What this task involves:
Which lines of the records contain the word "value"? Copy each one.

Exercise materials:
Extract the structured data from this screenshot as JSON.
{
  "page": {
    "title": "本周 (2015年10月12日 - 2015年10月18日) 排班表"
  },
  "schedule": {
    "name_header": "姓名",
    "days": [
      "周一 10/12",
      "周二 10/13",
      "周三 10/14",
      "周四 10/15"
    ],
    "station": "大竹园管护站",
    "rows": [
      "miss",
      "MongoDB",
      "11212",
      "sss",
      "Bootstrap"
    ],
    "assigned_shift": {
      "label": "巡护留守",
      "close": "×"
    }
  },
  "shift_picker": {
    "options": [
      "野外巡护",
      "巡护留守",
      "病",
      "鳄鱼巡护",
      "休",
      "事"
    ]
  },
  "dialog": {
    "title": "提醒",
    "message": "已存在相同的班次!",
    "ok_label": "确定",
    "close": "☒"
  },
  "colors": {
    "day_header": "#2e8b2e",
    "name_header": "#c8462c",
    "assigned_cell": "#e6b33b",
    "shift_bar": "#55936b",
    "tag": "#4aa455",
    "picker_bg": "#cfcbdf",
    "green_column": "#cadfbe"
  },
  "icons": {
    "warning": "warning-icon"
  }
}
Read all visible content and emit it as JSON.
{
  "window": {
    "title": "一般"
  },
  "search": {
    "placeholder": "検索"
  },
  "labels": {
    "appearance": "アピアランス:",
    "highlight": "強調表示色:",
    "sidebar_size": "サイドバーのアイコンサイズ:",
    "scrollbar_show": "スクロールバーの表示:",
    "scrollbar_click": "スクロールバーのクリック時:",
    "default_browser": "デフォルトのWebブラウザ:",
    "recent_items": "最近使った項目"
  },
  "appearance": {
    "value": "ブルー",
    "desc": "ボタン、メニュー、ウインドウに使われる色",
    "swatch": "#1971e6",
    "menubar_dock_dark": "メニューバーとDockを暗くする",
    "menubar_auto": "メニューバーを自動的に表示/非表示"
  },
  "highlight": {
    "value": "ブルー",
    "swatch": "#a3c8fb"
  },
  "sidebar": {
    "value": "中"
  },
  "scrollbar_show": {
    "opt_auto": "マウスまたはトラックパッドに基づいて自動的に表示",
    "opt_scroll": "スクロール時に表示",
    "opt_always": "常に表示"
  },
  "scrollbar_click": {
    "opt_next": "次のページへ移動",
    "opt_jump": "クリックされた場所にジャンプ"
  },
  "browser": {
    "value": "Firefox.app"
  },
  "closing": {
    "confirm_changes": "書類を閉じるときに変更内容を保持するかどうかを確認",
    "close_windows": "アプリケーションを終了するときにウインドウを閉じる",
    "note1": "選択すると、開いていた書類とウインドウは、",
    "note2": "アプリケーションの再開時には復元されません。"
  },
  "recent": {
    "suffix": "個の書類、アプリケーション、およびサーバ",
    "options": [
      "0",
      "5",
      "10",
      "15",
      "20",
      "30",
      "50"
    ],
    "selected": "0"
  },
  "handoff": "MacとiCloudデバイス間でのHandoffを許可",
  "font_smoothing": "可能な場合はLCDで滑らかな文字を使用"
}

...

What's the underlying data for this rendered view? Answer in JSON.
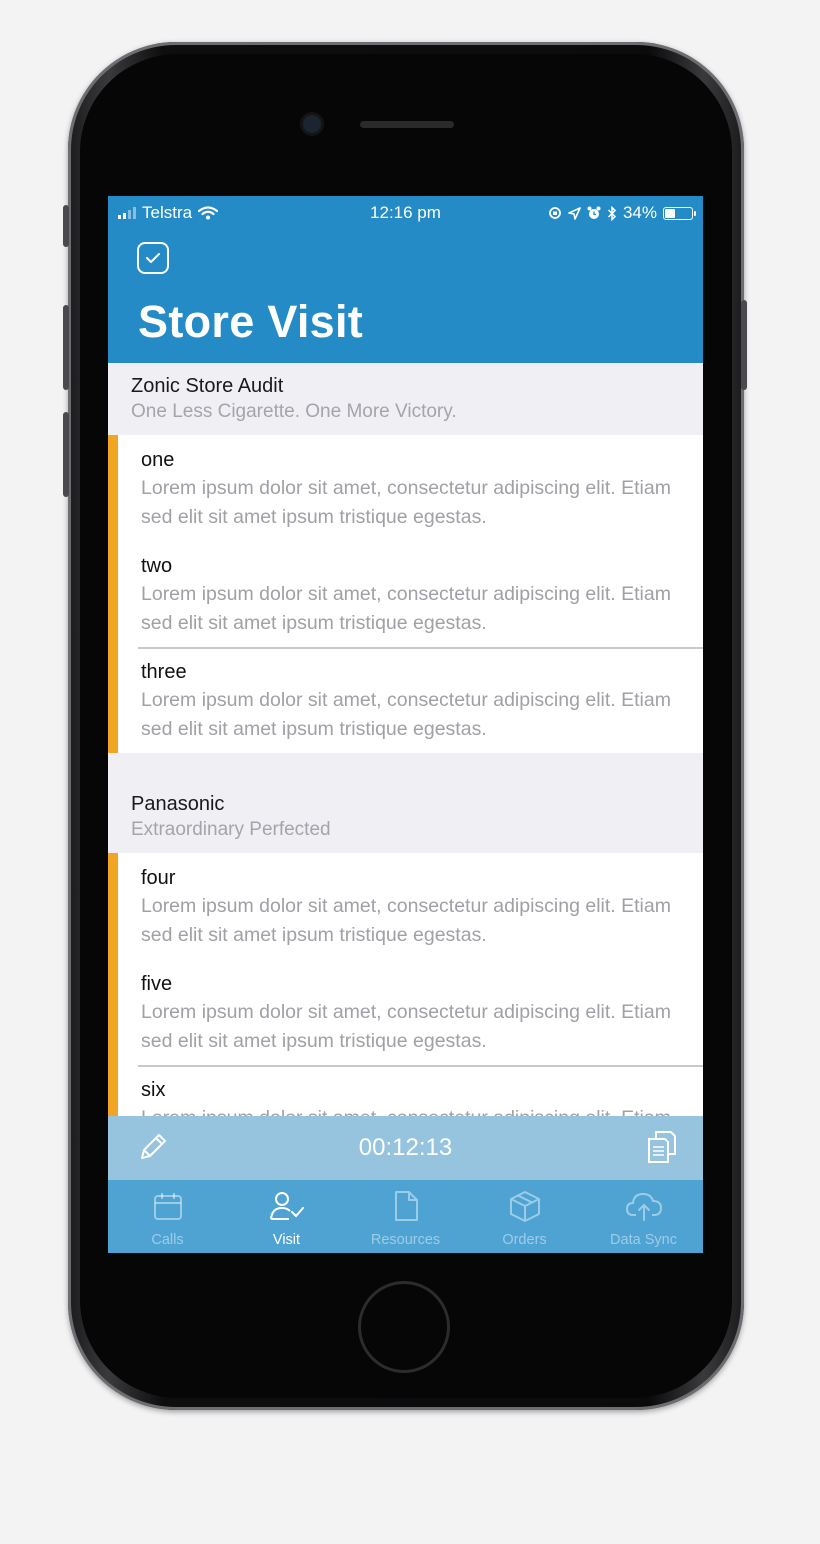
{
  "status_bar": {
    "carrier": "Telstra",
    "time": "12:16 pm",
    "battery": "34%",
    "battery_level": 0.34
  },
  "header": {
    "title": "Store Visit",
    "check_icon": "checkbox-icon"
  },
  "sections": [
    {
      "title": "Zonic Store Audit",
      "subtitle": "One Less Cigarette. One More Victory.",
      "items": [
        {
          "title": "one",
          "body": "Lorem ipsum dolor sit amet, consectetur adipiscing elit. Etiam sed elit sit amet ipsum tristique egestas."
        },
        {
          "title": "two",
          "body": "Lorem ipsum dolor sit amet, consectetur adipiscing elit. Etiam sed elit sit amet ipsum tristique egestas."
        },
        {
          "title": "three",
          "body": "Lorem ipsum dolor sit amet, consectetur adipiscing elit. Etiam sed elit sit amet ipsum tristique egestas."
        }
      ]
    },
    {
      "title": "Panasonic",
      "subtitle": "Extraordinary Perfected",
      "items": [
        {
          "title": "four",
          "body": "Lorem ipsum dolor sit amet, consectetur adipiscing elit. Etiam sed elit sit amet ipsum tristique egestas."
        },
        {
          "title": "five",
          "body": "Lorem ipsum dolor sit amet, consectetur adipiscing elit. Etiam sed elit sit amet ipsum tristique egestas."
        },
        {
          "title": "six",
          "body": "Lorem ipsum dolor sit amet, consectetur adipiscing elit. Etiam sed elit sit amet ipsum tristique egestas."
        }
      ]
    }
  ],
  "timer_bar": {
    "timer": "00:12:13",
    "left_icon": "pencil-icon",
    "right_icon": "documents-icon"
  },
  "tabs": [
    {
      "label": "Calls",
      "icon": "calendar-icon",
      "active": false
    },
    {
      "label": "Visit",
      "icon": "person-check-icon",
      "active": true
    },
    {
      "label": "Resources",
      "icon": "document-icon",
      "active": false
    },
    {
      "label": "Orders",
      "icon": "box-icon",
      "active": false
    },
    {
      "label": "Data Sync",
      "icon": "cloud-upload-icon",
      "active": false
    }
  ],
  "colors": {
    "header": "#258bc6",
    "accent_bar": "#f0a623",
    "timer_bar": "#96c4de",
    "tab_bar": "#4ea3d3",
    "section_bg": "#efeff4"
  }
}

Solved exercise:
    "value": "ブルー",
    "value": "ブルー",
    "value": "中"
    "value": "Firefox.app"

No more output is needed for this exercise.